I married the man of my dreams (tall, dark, and handsome) on December 16, 1967 and from that day on I was proud to be Mrs. Charlie Phillips, Grand Diva Of All Things Domestic. Our plan was to have two children, a girl and a boy. Inexplicably we were successful in doing exactly that when we were blessed with our daughter Bonnie and then later our son Scott. Seeing these two grow into who they were supposed to be brought a wonderful sense of meaning to our lives.
This might be a good time to mend fences.
I apologize for making sweet Bonnie wear No Frills jeans when she was little and for “”red-shirting”” Scott in kindergarten. Apparently each of these things was humiliating to them but both were able to rise above their shame and become very successful adults. I’d also like to apologize to Mary Ann for tearing up her paper dolls and to Betsy for dating a guy she had a crush on.
Just when I thought I was too old to fall in love again, I became a grandmother, and my five grand-angels stole not only my heart, but also spent most of my money.

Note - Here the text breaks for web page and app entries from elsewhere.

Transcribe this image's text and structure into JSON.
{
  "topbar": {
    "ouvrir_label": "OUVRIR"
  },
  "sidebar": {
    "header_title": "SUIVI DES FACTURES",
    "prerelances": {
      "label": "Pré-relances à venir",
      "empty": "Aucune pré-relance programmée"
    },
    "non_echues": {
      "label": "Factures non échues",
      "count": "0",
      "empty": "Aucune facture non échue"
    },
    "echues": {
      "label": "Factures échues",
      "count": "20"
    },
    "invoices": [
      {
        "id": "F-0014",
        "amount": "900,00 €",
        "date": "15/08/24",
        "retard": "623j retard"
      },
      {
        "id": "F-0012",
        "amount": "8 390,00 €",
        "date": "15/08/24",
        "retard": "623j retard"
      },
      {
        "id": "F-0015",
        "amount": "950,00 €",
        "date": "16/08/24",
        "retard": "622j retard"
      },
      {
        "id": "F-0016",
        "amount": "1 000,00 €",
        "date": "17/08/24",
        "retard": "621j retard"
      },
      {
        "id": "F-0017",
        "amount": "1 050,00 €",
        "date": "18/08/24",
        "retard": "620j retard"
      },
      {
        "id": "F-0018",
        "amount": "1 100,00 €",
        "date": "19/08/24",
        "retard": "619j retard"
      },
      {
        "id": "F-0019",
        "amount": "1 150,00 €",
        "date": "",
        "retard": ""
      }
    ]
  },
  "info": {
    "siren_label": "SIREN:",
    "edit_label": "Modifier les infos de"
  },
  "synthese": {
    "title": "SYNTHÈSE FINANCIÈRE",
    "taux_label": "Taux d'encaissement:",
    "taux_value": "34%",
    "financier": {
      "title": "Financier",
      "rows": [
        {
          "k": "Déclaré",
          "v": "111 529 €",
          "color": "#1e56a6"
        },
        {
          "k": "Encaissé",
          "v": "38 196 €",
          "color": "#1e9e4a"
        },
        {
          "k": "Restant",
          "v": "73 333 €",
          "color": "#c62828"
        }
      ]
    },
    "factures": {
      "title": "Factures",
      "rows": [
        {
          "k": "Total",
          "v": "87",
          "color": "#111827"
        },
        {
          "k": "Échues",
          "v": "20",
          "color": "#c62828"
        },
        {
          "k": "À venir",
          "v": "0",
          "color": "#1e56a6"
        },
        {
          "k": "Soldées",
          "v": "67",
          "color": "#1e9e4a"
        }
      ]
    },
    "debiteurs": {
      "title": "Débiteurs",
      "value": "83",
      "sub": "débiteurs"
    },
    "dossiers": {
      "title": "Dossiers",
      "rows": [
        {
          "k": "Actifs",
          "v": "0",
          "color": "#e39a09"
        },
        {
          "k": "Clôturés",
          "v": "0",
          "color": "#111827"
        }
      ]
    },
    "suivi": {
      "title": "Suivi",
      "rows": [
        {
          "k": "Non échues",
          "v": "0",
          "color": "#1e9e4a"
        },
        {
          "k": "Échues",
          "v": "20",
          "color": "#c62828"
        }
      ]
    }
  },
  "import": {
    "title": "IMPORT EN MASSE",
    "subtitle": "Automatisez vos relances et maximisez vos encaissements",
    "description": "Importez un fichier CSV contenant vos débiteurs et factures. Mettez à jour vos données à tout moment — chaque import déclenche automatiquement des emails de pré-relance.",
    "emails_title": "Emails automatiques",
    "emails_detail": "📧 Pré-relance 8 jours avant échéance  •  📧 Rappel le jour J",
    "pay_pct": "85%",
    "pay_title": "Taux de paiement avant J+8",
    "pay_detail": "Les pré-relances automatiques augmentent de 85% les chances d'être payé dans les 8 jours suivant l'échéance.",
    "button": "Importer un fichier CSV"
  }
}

Sydney Elizabeth, Jacob McKay, and Emma Grace (all Uprights) have enriched my life more than words can say. Sydney’s “”one more, no more”” when she asked for a cookie; Jake saying he was “”sick as a cat”” when I’d said that someone else was sick as a dog; and Emma cutting her beautiful long hair and then proceeding to shave off one of her eyebrows…Yes, these are a few of my favorite things. They’re treasures that are irreplaceable and will go with me wherever my journey takes me.
I’ve always maintained that my greatest treasures call me Nana. That’s not exactly true. You see, the youngest of my grand-angels, William Fisher Phillips and Charlie Jackson Phillips call me “”Nana Banana””. (Thank you Chris and Scott for having such spunky children.) These two are also apt to insist that I “”get their hiney”” whenever I visit, and since I’m quite skilled in that area, I’ve always been able to oblige. (I actually hold the World’s Record for “”Hiney Getting,”” a title that I wear with pride.)
Speaking of titles…I’ve held a few in my day. I’ve been a devoted daughter, an energetic teenager, a WCU graduate (summa cum laude), a loving wife, a comforting mother, a dedicated teacher, a true and loyal friend, and a spoiling grandmother. And if you don’t believe it, just ask me. Oh wait, I’m afraid it’s too late for questions. Sorry.
So…I was born; I blinked; and it was over. No buildings named after me; no monuments erected in my honor.
But I DID have the chance to know and love each and every friend as well as all my family members. How much more blessed can a person be?
So in the end, remember…do your best, follow your arrow, and make something amazing out of your life. Oh, and never stop smiling.
If you want to, you can look for me in the evening sunset or with the earliest spring daffodils or amongst the flitting and fluttering butterflies. You know I’ll be there in one form or another. Of course that will probably comfort some while antagonizing others, but you know me…it’s what I do.
I’ll leave you with this…please don’t cry because I’m gone; instead be happy that I was here. (Or maybe you can cry a little bit. After all, I have passed away).
Today I am happy and I am dancing. Probably naked.
Love you forever.
What a perfect reminder of the important things in life. And the importance of naked dancing.
Would you write your own obituary?